#### Requirement:
Each and every line of the data must appear exactly as given.

#### Data:

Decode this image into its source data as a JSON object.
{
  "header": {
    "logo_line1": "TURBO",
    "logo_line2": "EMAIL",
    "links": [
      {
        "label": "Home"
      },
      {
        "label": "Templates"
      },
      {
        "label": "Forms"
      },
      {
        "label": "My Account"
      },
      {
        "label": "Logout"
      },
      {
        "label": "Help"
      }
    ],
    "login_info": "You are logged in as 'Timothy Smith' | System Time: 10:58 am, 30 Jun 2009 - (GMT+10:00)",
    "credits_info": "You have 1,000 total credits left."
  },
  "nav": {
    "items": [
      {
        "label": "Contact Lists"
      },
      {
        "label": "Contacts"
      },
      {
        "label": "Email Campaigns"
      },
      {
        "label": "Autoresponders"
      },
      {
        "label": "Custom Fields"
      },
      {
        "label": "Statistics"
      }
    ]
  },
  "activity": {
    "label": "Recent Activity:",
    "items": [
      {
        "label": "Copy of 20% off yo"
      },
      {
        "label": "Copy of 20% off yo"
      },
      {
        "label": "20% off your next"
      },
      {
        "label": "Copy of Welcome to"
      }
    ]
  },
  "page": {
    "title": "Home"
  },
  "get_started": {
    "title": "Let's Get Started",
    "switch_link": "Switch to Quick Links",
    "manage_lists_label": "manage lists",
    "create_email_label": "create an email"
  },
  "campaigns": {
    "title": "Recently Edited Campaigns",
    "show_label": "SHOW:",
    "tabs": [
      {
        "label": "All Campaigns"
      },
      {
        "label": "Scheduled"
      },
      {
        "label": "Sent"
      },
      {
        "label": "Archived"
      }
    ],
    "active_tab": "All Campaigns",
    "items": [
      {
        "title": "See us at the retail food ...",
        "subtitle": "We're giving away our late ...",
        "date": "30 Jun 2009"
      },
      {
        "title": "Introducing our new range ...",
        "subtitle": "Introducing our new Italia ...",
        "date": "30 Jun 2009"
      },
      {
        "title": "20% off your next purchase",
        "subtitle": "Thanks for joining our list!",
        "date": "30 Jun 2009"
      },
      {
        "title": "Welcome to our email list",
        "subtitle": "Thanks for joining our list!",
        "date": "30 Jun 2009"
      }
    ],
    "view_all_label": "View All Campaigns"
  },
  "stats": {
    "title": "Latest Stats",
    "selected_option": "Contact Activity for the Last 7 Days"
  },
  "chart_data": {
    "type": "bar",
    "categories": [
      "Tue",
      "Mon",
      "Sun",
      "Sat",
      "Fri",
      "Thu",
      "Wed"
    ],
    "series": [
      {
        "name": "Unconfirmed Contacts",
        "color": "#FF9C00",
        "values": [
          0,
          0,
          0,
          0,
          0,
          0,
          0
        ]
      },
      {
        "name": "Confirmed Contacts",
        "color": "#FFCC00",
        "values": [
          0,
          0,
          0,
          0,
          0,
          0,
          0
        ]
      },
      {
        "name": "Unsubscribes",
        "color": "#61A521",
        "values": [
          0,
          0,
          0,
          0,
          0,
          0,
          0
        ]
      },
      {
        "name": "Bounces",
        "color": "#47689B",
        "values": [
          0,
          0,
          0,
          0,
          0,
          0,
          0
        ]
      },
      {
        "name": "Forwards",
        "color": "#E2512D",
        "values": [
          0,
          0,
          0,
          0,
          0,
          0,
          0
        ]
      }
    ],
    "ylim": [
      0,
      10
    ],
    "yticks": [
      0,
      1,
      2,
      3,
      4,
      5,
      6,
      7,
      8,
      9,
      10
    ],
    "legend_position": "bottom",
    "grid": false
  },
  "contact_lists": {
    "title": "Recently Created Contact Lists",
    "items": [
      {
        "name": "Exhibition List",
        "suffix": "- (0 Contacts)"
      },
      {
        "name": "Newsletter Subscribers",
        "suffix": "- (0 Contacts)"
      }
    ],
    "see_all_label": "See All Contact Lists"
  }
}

#### Written response:
Decode this image into its source data as a JSON object.
{
  "header": {
    "logo_line1": "TURBO",
    "logo_line2": "EMAIL",
    "links": [
      {
        "label": "Home"
      },
      {
        "label": "Templates"
      },
      {
        "label": "Forms"
      },
      {
        "label": "My Account"
      },
      {
        "label": "Logout"
      },
      {
        "label": "Help"
      }
    ],
    "login_info": "You are logged in as 'Timothy Smith' | System Time: 10:58 am, 30 Jun 2009 - (GMT+10:00)",
    "credits_info": "You have 1,000 total credits left."
  },
  "nav": {
    "items": [
      {
        "label": "Contact Lists"
      },
      {
        "label": "Contacts"
      },
      {
        "label": "Email Campaigns"
      },
      {
        "label": "Autoresponders"
      },
      {
        "label": "Custom Fields"
      },
      {
        "label": "Statistics"
      }
    ]
  },
  "activity": {
    "label": "Recent Activity:",
    "items": [
      {
        "label": "Copy of 20% off yo"
      },
      {
        "label": "Copy of 20% off yo"
      },
      {
        "label": "20% off your next"
      },
      {
        "label": "Copy of Welcome to"
      }
    ]
  },
  "page": {
    "title": "Home"
  },
  "get_started": {
    "title": "Let's Get Started",
    "switch_link": "Switch to Quick Links",
    "manage_lists_label": "manage lists",
    "create_email_label": "create an email"
  },
  "campaigns": {
    "title": "Recently Edited Campaigns",
    "show_label": "SHOW:",
    "tabs": [
      {
        "label": "All Campaigns"
      },
      {
        "label": "Scheduled"
      },
      {
        "label": "Sent"
      },
      {
        "label": "Archived"
      }
    ],
    "active_tab": "All Campaigns",
    "items": [
      {
        "title": "See us at the retail food ...",
        "subtitle": "We're giving away our late ...",
        "date": "30 Jun 2009"
      },
      {
        "title": "Introducing our new range ...",
        "subtitle": "Introducing our new Italia ...",
        "date": "30 Jun 2009"
      },
      {
        "title": "20% off your next purchase",
        "subtitle": "Thanks for joining our list!",
        "date": "30 Jun 2009"
      },
      {
        "title": "Welcome to our email list",
        "subtitle": "Thanks for joining our list!",
        "date": "30 Jun 2009"
      }
    ],
    "view_all_label": "View All Campaigns"
  },
  "stats": {
    "title": "Latest Stats",
    "selected_option": "Contact Activity for the Last 7 Days"
  },
  "chart_data": {
    "type": "bar",
    "categories": [
      "Tue",
      "Mon",
      "Sun",
      "Sat",
      "Fri",
      "Thu",
      "Wed"
    ],
    "series": [
      {
        "name": "Unconfirmed Contacts",
        "color": "#FF9C00",
        "values": [
          0,
          0,
          0,
          0,
          0,
          0,
          0
        ]
      },
      {
        "name": "Confirmed Contacts",
        "color": "#FFCC00",
        "values": [
          0,
          0,
          0,
          0,
          0,
          0,
          0
        ]
      },
      {
        "name": "Unsubscribes",
        "color": "#61A521",
        "values": [
          0,
          0,
          0,
          0,
          0,
          0,
          0
        ]
      },
      {
        "name": "Bounces",
        "color": "#47689B",
        "values": [
          0,
          0,
          0,
          0,
          0,
          0,
          0
        ]
      },
      {
        "name": "Forwards",
        "color": "#E2512D",
        "values": [
          0,
          0,
          0,
          0,
          0,
          0,
          0
        ]
      }
    ],
    "ylim": [
      0,
      10
    ],
    "yticks": [
      0,
      1,
      2,
      3,
      4,
      5,
      6,
      7,
      8,
      9,
      10
    ],
    "legend_position": "bottom",
    "grid": false
  },
  "contact_lists": {
    "title": "Recently Created Contact Lists",
    "items": [
      {
        "name": "Exhibition List",
        "suffix": "- (0 Contacts)"
      },
      {
        "name": "Newsletter Subscribers",
        "suffix": "- (0 Contacts)"
      }
    ],
    "see_all_label": "See All Contact Lists"
  }
}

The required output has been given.